NETHERLANDS - The €260bn civil service scheme ABP said it would stick with the core of its strategic investment mix - which includes a 50% securities allocation - for the long term.

However, in light of the euro-zone crisis, it has increased its government-bond allocation to Germany, the Netherlands and France, mainly at the expense of Italy, according to its annual report for 2011.

However, ABP also said it increased the allocation to Spanish government paper to 2.3% of its fixed income portfolio, in order to benefit from the high yield.

The pension fund added that it had also temporarily lowered its currency hedge on dollar investments from 80% to 70%, to reduce its exposure to the euro risk.

ABP reported an annual return of 3.3%, which it said was largely due to its 25% hedge of the interest risk on its liabilities.

However, chairman Henk Brouwer stressed that his scheme was not considering raising the interest hedge, as the pension fund wants to be able to benefit from the expected rate increase.

“With a full hedge, a sudden strong rise of inflation and market rates cannot be countered,” he said.

ABP saw its coverage ratio drop to 94% in April, on the back of falling long-term interest rates, the criterion for accounting liabilities.

Commenting on this development, Brouwer said recent rate cuts had increased concerns about the likelihood of future rights cuts, adding that he would not rule out further cuts in 2014 if the scheme’s funding failed to improve.

Currently, ABP is expecting a 0.5% discount of pension rights in 2013, in order to recover its funding to the required minimum of 105%.

The civil service scheme has also raised the temporary recovery levy from 1% to 3% of the pensionable salary.

Brouwer pointed out the any additional measures would depend mainly on developments in the financial markets, as well as on a new discount rate, which is expected to be announced by social affairs’ minister Henk Kamp as part of an elaboration of last year’s Pensions Agreement.

Brouwer said he hoped Kamp’s proposals would not recommend a “stacking” of security measures, “as these might come at the expense of the pensions contract”.

ABP’s return on investment was largely flat, with its allocation to developed market equity and emerging market equity returning -3.7% and -16.1%, respectively, while its holdings in government bonds returned 3.4%.

It reported returns of -0.6%, 6.5% and 4.8% for its investments in inflation-linked bonds, credits and alternatives against inflation.

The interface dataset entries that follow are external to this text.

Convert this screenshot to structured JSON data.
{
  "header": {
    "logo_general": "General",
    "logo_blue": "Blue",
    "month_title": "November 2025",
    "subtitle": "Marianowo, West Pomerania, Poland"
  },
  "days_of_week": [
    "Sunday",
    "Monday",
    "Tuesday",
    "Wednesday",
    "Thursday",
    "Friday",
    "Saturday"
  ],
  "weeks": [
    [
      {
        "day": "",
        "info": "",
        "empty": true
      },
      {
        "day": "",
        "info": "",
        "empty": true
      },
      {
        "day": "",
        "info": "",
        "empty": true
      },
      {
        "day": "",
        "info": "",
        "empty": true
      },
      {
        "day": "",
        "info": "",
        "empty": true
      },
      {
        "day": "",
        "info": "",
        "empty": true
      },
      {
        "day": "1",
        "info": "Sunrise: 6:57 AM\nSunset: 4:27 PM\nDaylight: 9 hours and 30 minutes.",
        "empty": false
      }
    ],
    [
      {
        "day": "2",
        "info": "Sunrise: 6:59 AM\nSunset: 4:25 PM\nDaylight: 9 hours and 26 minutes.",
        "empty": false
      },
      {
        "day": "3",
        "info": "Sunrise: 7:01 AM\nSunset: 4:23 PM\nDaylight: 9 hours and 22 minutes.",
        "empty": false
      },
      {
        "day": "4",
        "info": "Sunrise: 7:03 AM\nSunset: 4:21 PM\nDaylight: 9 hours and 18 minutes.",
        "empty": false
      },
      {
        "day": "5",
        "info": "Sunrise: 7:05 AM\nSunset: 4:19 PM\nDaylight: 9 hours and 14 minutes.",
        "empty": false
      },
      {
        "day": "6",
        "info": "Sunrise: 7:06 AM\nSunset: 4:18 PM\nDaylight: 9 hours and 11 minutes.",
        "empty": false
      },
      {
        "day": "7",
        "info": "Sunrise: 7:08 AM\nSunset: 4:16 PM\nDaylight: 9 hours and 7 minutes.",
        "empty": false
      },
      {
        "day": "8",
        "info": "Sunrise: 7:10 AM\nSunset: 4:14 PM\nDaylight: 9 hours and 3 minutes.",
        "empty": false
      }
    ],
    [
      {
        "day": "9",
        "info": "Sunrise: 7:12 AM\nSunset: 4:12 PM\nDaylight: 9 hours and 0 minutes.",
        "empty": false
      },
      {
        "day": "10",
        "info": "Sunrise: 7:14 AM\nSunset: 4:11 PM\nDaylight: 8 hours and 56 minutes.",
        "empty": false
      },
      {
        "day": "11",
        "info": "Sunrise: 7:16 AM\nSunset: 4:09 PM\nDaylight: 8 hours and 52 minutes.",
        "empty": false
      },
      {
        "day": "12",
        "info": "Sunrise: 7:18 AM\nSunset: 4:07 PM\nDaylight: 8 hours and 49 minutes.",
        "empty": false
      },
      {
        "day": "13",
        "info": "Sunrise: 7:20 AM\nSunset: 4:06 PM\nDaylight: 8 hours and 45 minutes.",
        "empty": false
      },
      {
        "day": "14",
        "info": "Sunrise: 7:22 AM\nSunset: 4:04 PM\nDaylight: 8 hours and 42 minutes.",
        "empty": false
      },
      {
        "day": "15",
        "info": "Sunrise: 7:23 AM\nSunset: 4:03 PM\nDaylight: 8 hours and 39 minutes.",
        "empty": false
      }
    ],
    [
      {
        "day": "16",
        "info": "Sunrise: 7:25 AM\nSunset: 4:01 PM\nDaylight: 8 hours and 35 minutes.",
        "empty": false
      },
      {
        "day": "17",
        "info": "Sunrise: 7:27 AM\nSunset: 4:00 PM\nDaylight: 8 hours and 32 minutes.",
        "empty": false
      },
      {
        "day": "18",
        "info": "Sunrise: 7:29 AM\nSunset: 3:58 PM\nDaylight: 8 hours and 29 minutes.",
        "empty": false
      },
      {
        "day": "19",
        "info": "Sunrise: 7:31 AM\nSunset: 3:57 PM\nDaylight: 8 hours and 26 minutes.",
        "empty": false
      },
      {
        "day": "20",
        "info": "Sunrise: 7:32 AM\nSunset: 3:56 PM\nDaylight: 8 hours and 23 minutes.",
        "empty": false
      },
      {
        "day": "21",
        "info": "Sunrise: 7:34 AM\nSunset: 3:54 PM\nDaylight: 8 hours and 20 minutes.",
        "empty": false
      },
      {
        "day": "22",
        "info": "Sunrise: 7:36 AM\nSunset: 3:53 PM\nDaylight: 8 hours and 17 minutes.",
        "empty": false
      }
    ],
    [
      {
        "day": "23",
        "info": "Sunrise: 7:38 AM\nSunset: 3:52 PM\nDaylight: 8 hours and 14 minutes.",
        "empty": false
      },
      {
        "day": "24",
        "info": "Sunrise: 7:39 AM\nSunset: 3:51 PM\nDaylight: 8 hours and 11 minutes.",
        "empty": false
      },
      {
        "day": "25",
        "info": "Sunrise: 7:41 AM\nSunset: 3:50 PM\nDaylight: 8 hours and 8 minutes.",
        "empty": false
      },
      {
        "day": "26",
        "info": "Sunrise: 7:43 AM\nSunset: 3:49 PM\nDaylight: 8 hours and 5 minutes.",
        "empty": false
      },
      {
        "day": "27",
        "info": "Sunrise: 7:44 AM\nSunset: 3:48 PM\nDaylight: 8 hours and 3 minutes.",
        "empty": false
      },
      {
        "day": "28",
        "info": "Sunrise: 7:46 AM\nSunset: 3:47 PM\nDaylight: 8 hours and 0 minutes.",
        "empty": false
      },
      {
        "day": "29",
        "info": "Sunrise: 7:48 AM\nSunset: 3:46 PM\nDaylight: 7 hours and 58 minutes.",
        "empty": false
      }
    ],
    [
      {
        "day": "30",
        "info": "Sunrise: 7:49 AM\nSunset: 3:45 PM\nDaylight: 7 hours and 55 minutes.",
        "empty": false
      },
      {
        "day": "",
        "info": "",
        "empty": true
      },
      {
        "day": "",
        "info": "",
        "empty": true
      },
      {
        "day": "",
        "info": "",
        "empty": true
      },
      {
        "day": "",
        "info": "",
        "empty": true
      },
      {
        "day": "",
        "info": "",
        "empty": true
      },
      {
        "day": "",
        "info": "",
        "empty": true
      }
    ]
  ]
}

The scheme’s opportunities fund - consisting of convertible bonds, music rights and catastrophe bonds - returned 3.5%, while commodities, infrastructure and hedge funds generated 6.1%, 9.6% and 7.7%, respectively.

ABP said its asset management costs - including performance fees - were 0.64% of its assets under management, whereas pension admin costs were 86 euro per participant.

The pension fund provides pensions to more than 2.8m participants.